*Your goal*: Copy every entry precisely.

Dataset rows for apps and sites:
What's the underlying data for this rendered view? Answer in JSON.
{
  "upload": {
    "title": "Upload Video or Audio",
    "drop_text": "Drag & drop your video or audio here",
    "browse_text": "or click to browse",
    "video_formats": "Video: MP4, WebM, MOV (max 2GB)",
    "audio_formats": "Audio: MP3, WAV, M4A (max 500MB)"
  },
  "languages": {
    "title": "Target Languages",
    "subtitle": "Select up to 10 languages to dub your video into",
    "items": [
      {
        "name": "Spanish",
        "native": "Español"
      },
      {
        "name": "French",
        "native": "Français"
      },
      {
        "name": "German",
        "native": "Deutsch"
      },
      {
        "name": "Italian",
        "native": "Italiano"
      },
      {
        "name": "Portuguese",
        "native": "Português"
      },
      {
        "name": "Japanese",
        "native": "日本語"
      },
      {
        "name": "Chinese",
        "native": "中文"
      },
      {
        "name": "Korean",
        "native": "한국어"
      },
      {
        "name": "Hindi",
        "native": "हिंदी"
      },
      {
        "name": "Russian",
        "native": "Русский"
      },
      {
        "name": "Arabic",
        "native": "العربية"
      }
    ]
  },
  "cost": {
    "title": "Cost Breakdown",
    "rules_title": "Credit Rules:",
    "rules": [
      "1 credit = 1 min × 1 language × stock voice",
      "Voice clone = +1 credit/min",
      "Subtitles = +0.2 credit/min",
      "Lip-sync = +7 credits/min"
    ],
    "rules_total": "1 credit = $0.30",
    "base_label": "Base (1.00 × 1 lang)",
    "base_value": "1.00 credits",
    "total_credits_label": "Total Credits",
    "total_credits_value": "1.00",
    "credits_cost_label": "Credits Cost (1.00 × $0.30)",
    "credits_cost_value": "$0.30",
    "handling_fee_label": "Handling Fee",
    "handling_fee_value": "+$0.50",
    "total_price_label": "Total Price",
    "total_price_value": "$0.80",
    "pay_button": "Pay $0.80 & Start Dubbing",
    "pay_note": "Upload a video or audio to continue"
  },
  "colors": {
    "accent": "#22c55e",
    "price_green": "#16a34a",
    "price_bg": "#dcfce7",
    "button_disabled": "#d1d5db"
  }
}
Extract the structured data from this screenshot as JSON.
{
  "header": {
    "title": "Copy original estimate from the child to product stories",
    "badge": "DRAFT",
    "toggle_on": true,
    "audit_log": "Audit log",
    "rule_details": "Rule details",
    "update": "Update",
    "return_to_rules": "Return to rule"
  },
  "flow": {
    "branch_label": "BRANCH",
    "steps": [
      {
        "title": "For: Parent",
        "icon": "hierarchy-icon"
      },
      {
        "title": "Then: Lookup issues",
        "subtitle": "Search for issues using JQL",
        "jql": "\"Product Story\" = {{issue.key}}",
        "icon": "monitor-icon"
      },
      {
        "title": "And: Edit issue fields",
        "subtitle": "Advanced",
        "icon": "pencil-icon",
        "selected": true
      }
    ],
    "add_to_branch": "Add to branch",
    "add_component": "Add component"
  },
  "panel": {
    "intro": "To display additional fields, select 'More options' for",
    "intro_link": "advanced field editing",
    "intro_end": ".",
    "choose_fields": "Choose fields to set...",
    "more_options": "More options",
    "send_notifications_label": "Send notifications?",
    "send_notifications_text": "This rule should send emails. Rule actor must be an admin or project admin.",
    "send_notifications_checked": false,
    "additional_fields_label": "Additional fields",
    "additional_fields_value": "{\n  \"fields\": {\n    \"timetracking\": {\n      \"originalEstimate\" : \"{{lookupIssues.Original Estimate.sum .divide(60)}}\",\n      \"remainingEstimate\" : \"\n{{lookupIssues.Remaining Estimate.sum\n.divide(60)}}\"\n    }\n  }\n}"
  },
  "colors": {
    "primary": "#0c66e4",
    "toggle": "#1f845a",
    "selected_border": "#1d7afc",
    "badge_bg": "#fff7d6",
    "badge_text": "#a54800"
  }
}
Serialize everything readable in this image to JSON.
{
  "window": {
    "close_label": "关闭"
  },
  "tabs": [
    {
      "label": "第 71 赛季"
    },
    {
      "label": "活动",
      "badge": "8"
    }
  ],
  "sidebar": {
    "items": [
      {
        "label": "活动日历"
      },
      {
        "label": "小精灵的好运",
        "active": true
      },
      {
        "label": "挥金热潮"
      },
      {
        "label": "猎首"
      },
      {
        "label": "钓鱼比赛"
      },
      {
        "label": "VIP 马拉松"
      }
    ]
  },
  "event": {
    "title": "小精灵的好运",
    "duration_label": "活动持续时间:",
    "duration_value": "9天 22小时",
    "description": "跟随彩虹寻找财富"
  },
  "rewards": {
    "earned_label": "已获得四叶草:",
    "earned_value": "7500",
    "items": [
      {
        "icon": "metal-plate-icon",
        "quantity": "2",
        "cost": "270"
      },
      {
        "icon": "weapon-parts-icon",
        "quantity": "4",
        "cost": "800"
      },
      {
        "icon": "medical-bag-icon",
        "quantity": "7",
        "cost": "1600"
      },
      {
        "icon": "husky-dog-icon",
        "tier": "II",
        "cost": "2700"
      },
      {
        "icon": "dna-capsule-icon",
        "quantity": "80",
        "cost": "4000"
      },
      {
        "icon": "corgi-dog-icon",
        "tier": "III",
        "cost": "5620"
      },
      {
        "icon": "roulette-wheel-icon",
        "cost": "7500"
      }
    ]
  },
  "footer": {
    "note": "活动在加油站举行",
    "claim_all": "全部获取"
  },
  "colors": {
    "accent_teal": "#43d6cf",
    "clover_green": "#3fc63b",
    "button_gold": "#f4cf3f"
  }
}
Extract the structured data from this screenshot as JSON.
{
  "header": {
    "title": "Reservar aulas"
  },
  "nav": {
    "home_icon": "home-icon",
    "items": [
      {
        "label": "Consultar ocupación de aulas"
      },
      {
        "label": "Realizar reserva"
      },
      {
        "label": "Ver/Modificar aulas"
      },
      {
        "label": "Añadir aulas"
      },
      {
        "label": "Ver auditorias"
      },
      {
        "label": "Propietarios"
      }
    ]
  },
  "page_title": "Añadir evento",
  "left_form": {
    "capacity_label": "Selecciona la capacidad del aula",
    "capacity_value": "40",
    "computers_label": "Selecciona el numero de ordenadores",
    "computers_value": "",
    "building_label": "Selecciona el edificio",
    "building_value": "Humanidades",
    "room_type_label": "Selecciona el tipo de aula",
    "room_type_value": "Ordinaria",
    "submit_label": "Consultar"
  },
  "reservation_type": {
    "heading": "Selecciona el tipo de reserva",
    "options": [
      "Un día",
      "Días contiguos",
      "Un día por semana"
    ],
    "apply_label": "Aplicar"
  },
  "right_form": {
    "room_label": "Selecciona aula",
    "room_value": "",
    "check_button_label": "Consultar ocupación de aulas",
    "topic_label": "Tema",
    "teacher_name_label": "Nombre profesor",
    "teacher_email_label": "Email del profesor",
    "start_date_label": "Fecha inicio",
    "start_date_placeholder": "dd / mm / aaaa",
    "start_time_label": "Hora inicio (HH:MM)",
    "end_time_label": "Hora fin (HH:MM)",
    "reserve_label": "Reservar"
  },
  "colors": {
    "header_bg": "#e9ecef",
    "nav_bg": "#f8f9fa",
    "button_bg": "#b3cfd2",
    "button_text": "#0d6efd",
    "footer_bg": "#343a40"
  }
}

*Result for this task*:
What's the underlying data for this rendered view? Answer in JSON.
{
  "upload": {
    "title": "Upload Video or Audio",
    "drop_text": "Drag & drop your video or audio here",
    "browse_text": "or click to browse",
    "video_formats": "Video: MP4, WebM, MOV (max 2GB)",
    "audio_formats": "Audio: MP3, WAV, M4A (max 500MB)"
  },
  "languages": {
    "title": "Target Languages",
    "subtitle": "Select up to 10 languages to dub your video into",
    "items": [
      {
        "name": "Spanish",
        "native": "Español"
      },
      {
        "name": "French",
        "native": "Français"
      },
      {
        "name": "German",
        "native": "Deutsch"
      },
      {
        "name": "Italian",
        "native": "Italiano"
      },
      {
        "name": "Portuguese",
        "native": "Português"
      },
      {
        "name": "Japanese",
        "native": "日本語"
      },
      {
        "name": "Chinese",
        "native": "中文"
      },
      {
        "name": "Korean",
        "native": "한국어"
      },
      {
        "name": "Hindi",
        "native": "हिंदी"
      },
      {
        "name": "Russian",
        "native": "Русский"
      },
      {
        "name": "Arabic",
        "native": "العربية"
      }
    ]
  },
  "cost": {
    "title": "Cost Breakdown",
    "rules_title": "Credit Rules:",
    "rules": [
      "1 credit = 1 min × 1 language × stock voice",
      "Voice clone = +1 credit/min",
      "Subtitles = +0.2 credit/min",
      "Lip-sync = +7 credits/min"
    ],
    "rules_total": "1 credit = $0.30",
    "base_label": "Base (1.00 × 1 lang)",
    "base_value": "1.00 credits",
    "total_credits_label": "Total Credits",
    "total_credits_value": "1.00",
    "credits_cost_label": "Credits Cost (1.00 × $0.30)",
    "credits_cost_value": "$0.30",
    "handling_fee_label": "Handling Fee",
    "handling_fee_value": "+$0.50",
    "total_price_label": "Total Price",
    "total_price_value": "$0.80",
    "pay_button": "Pay $0.80 & Start Dubbing",
    "pay_note": "Upload a video or audio to continue"
  },
  "colors": {
    "accent": "#22c55e",
    "price_green": "#16a34a",
    "price_bg": "#dcfce7",
    "button_disabled": "#d1d5db"
  }
}
Extract the structured data from this screenshot as JSON.
{
  "header": {
    "title": "Copy original estimate from the child to product stories",
    "badge": "DRAFT",
    "toggle_on": true,
    "audit_log": "Audit log",
    "rule_details": "Rule details",
    "update": "Update",
    "return_to_rules": "Return to rule"
  },
  "flow": {
    "branch_label": "BRANCH",
    "steps": [
      {
        "title": "For: Parent",
        "icon": "hierarchy-icon"
      },
      {
        "title": "Then: Lookup issues",
        "subtitle": "Search for issues using JQL",
        "jql": "\"Product Story\" = {{issue.key}}",
        "icon": "monitor-icon"
      },
      {
        "title": "And: Edit issue fields",
        "subtitle": "Advanced",
        "icon": "pencil-icon",
        "selected": true
      }
    ],
    "add_to_branch": "Add to branch",
    "add_component": "Add component"
  },
  "panel": {
    "intro": "To display additional fields, select 'More options' for",
    "intro_link": "advanced field editing",
    "intro_end": ".",
    "choose_fields": "Choose fields to set...",
    "more_options": "More options",
    "send_notifications_label": "Send notifications?",
    "send_notifications_text": "This rule should send emails. Rule actor must be an admin or project admin.",
    "send_notifications_checked": false,
    "additional_fields_label": "Additional fields",
    "additional_fields_value": "{\n  \"fields\": {\n    \"timetracking\": {\n      \"originalEstimate\" : \"{{lookupIssues.Original Estimate.sum .divide(60)}}\",\n      \"remainingEstimate\" : \"\n{{lookupIssues.Remaining Estimate.sum\n.divide(60)}}\"\n    }\n  }\n}"
  },
  "colors": {
    "primary": "#0c66e4",
    "toggle": "#1f845a",
    "selected_border": "#1d7afc",
    "badge_bg": "#fff7d6",
    "badge_text": "#a54800"
  }
}
Serialize everything readable in this image to JSON.
{
  "window": {
    "close_label": "关闭"
  },
  "tabs": [
    {
      "label": "第 71 赛季"
    },
    {
      "label": "活动",
      "badge": "8"
    }
  ],
  "sidebar": {
    "items": [
      {
        "label": "活动日历"
      },
      {
        "label": "小精灵的好运",
        "active": true
      },
      {
        "label": "挥金热潮"
      },
      {
        "label": "猎首"
      },
      {
        "label": "钓鱼比赛"
      },
      {
        "label": "VIP 马拉松"
      }
    ]
  },
  "event": {
    "title": "小精灵的好运",
    "duration_label": "活动持续时间:",
    "duration_value": "9天 22小时",
    "description": "跟随彩虹寻找财富"
  },
  "rewards": {
    "earned_label": "已获得四叶草:",
    "earned_value": "7500",
    "items": [
      {
        "icon": "metal-plate-icon",
        "quantity": "2",
        "cost": "270"
      },
      {
        "icon": "weapon-parts-icon",
        "quantity": "4",
        "cost": "800"
      },
      {
        "icon": "medical-bag-icon",
        "quantity": "7",
        "cost": "1600"
      },
      {
        "icon": "husky-dog-icon",
        "tier": "II",
        "cost": "2700"
      },
      {
        "icon": "dna-capsule-icon",
        "quantity": "80",
        "cost": "4000"
      },
      {
        "icon": "corgi-dog-icon",
        "tier": "III",
        "cost": "5620"
      },
      {
        "icon": "roulette-wheel-icon",
        "cost": "7500"
      }
    ]
  },
  "footer": {
    "note": "活动在加油站举行",
    "claim_all": "全部获取"
  },
  "colors": {
    "accent_teal": "#43d6cf",
    "clover_green": "#3fc63b",
    "button_gold": "#f4cf3f"
  }
}
Extract the structured data from this screenshot as JSON.
{
  "header": {
    "title": "Reservar aulas"
  },
  "nav": {
    "home_icon": "home-icon",
    "items": [
      {
        "label": "Consultar ocupación de aulas"
      },
      {
        "label": "Realizar reserva"
      },
      {
        "label": "Ver/Modificar aulas"
      },
      {
        "label": "Añadir aulas"
      },
      {
        "label": "Ver auditorias"
      },
      {
        "label": "Propietarios"
      }
    ]
  },
  "page_title": "Añadir evento",
  "left_form": {
    "capacity_label": "Selecciona la capacidad del aula",
    "capacity_value": "40",
    "computers_label": "Selecciona el numero de ordenadores",
    "computers_value": "",
    "building_label": "Selecciona el edificio",
    "building_value": "Humanidades",
    "room_type_label": "Selecciona el tipo de aula",
    "room_type_value": "Ordinaria",
    "submit_label": "Consultar"
  },
  "reservation_type": {
    "heading": "Selecciona el tipo de reserva",
    "options": [
      "Un día",
      "Días contiguos",
      "Un día por semana"
    ],
    "apply_label": "Aplicar"
  },
  "right_form": {
    "room_label": "Selecciona aula",
    "room_value": "",
    "check_button_label": "Consultar ocupación de aulas",
    "topic_label": "Tema",
    "teacher_name_label": "Nombre profesor",
    "teacher_email_label": "Email del profesor",
    "start_date_label": "Fecha inicio",
    "start_date_placeholder": "dd / mm / aaaa",
    "start_time_label": "Hora inicio (HH:MM)",
    "end_time_label": "Hora fin (HH:MM)",
    "reserve_label": "Reservar"
  },
  "colors": {
    "header_bg": "#e9ecef",
    "nav_bg": "#f8f9fa",
    "button_bg": "#b3cfd2",
    "button_text": "#0d6efd",
    "footer_bg": "#343a40"
  }
}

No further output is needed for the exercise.